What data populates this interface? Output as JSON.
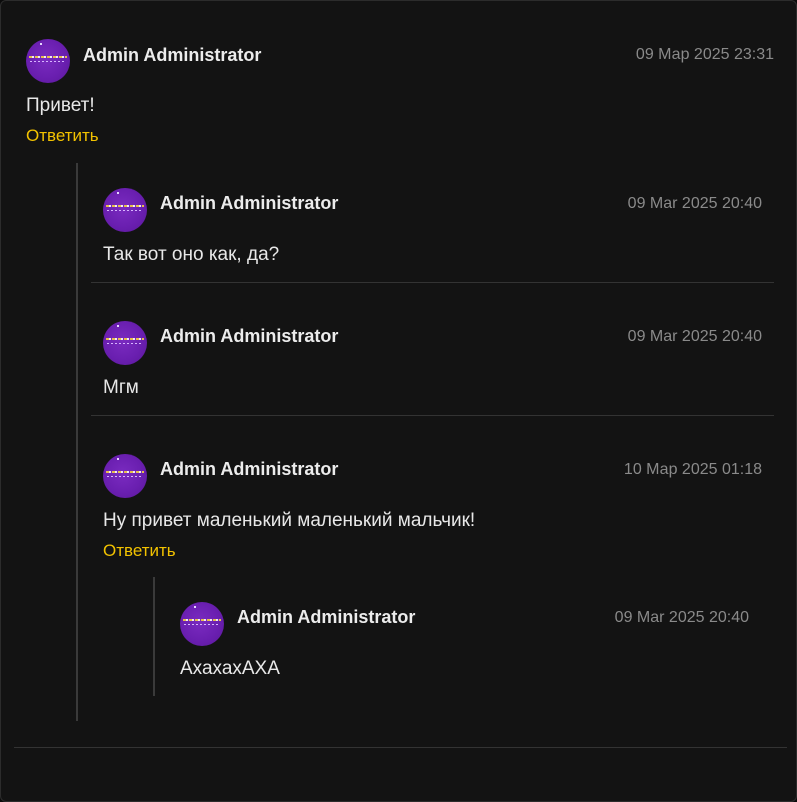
{
  "comments": [
    {
      "author": "Admin Administrator",
      "date": "09 Мар 2025 23:31",
      "text": "Привет!",
      "reply_label": "Ответить"
    },
    {
      "author": "Admin Administrator",
      "date": "09 Mar 2025 20:40",
      "text": "Так вот оно как, да?"
    },
    {
      "author": "Admin Administrator",
      "date": "09 Mar 2025 20:40",
      "text": "Мгм"
    },
    {
      "author": "Admin Administrator",
      "date": "10 Мар 2025 01:18",
      "text": "Ну привет маленький маленький мальчик!",
      "reply_label": "Ответить"
    },
    {
      "author": "Admin Administrator",
      "date": "09 Mar 2025 20:40",
      "text": "АхахахАХА"
    }
  ]
}
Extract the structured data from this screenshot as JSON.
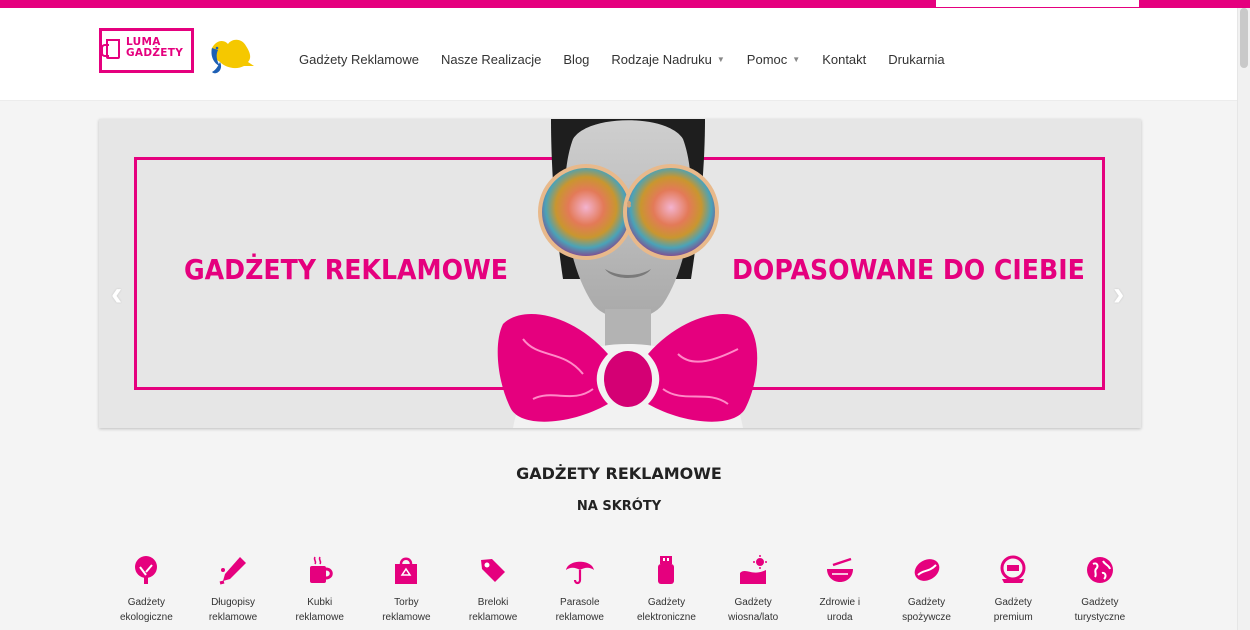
{
  "brand": {
    "logo_line1": "LUMA",
    "logo_line2": "GADŻETY",
    "accent": "#e5007e"
  },
  "nav": {
    "items": [
      {
        "label": "Gadżety Reklamowe",
        "has_dropdown": false
      },
      {
        "label": "Nasze Realizacje",
        "has_dropdown": false
      },
      {
        "label": "Blog",
        "has_dropdown": false
      },
      {
        "label": "Rodzaje Nadruku",
        "has_dropdown": true
      },
      {
        "label": "Pomoc",
        "has_dropdown": true
      },
      {
        "label": "Kontakt",
        "has_dropdown": false
      },
      {
        "label": "Drukarnia",
        "has_dropdown": false
      }
    ]
  },
  "slider": {
    "left_text": "GADŻETY REKLAMOWE",
    "right_text": "DOPASOWANE DO CIEBIE",
    "prev_icon": "chevron-left-icon",
    "next_icon": "chevron-right-icon"
  },
  "section": {
    "title": "GADŻETY REKLAMOWE",
    "subtitle": "NA SKRÓTY"
  },
  "categories": [
    {
      "line1": "Gadżety",
      "line2": "ekologiczne",
      "icon": "tree-icon"
    },
    {
      "line1": "Długopisy",
      "line2": "reklamowe",
      "icon": "pen-icon"
    },
    {
      "line1": "Kubki",
      "line2": "reklamowe",
      "icon": "mug-icon"
    },
    {
      "line1": "Torby",
      "line2": "reklamowe",
      "icon": "bag-icon"
    },
    {
      "line1": "Breloki",
      "line2": "reklamowe",
      "icon": "tag-icon"
    },
    {
      "line1": "Parasole",
      "line2": "reklamowe",
      "icon": "umbrella-icon"
    },
    {
      "line1": "Gadżety",
      "line2": "elektroniczne",
      "icon": "usb-icon"
    },
    {
      "line1": "Gadżety",
      "line2": "wiosna/lato",
      "icon": "sun-field-icon"
    },
    {
      "line1": "Zdrowie i",
      "line2": "uroda",
      "icon": "bowl-icon"
    },
    {
      "line1": "Gadżety",
      "line2": "spożywcze",
      "icon": "coffee-bean-icon"
    },
    {
      "line1": "Gadżety",
      "line2": "premium",
      "icon": "premium-badge-icon"
    },
    {
      "line1": "Gadżety",
      "line2": "turystyczne",
      "icon": "globe-icon"
    }
  ]
}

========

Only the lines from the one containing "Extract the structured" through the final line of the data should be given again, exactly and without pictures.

• SOLUTION TO THIS TASK
Extract the structured data from this screenshot as JSON.
{
  "brand": {
    "logo_line1": "LUMA",
    "logo_line2": "GADŻETY",
    "accent": "#e5007e"
  },
  "nav": {
    "items": [
      {
        "label": "Gadżety Reklamowe",
        "has_dropdown": false
      },
      {
        "label": "Nasze Realizacje",
        "has_dropdown": false
      },
      {
        "label": "Blog",
        "has_dropdown": false
      },
      {
        "label": "Rodzaje Nadruku",
        "has_dropdown": true
      },
      {
        "label": "Pomoc",
        "has_dropdown": true
      },
      {
        "label": "Kontakt",
        "has_dropdown": false
      },
      {
        "label": "Drukarnia",
        "has_dropdown": false
      }
    ]
  },
  "slider": {
    "left_text": "GADŻETY REKLAMOWE",
    "right_text": "DOPASOWANE DO CIEBIE",
    "prev_icon": "chevron-left-icon",
    "next_icon": "chevron-right-icon"
  },
  "section": {
    "title": "GADŻETY REKLAMOWE",
    "subtitle": "NA SKRÓTY"
  },
  "categories": [
    {
      "line1": "Gadżety",
      "line2": "ekologiczne",
      "icon": "tree-icon"
    },
    {
      "line1": "Długopisy",
      "line2": "reklamowe",
      "icon": "pen-icon"
    },
    {
      "line1": "Kubki",
      "line2": "reklamowe",
      "icon": "mug-icon"
    },
    {
      "line1": "Torby",
      "line2": "reklamowe",
      "icon": "bag-icon"
    },
    {
      "line1": "Breloki",
      "line2": "reklamowe",
      "icon": "tag-icon"
    },
    {
      "line1": "Parasole",
      "line2": "reklamowe",
      "icon": "umbrella-icon"
    },
    {
      "line1": "Gadżety",
      "line2": "elektroniczne",
      "icon": "usb-icon"
    },
    {
      "line1": "Gadżety",
      "line2": "wiosna/lato",
      "icon": "sun-field-icon"
    },
    {
      "line1": "Zdrowie i",
      "line2": "uroda",
      "icon": "bowl-icon"
    },
    {
      "line1": "Gadżety",
      "line2": "spożywcze",
      "icon": "coffee-bean-icon"
    },
    {
      "line1": "Gadżety",
      "line2": "premium",
      "icon": "premium-badge-icon"
    },
    {
      "line1": "Gadżety",
      "line2": "turystyczne",
      "icon": "globe-icon"
    }
  ]
}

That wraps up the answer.